EXERCISE AIM ▸ Records follow. Pull out every line that contains "kind".

Start of RECORDS FOR THE TASK

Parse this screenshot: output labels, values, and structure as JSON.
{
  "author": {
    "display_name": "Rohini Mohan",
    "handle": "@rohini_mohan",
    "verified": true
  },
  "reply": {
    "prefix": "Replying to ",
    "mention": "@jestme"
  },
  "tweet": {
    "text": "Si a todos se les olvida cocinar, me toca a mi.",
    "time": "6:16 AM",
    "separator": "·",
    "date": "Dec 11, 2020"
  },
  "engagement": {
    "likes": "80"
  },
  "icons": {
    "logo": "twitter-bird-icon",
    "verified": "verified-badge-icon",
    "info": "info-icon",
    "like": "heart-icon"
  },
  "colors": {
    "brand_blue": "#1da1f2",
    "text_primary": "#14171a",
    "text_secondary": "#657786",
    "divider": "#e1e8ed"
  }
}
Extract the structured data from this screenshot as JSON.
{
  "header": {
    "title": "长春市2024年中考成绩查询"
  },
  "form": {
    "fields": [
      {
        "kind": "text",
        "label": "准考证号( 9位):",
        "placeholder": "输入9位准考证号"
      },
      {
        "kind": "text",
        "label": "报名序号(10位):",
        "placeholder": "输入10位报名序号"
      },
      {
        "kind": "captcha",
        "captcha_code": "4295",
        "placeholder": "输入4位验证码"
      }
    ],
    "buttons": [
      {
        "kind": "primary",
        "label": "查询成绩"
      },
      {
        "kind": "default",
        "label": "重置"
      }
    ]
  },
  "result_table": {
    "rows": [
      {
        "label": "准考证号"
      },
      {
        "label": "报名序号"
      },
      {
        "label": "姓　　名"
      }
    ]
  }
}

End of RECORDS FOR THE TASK

EXPECTED ANSWER ▸
        "kind": "text",
        "kind": "text",
        "kind": "captcha",
        "kind": "primary",
        "kind": "default",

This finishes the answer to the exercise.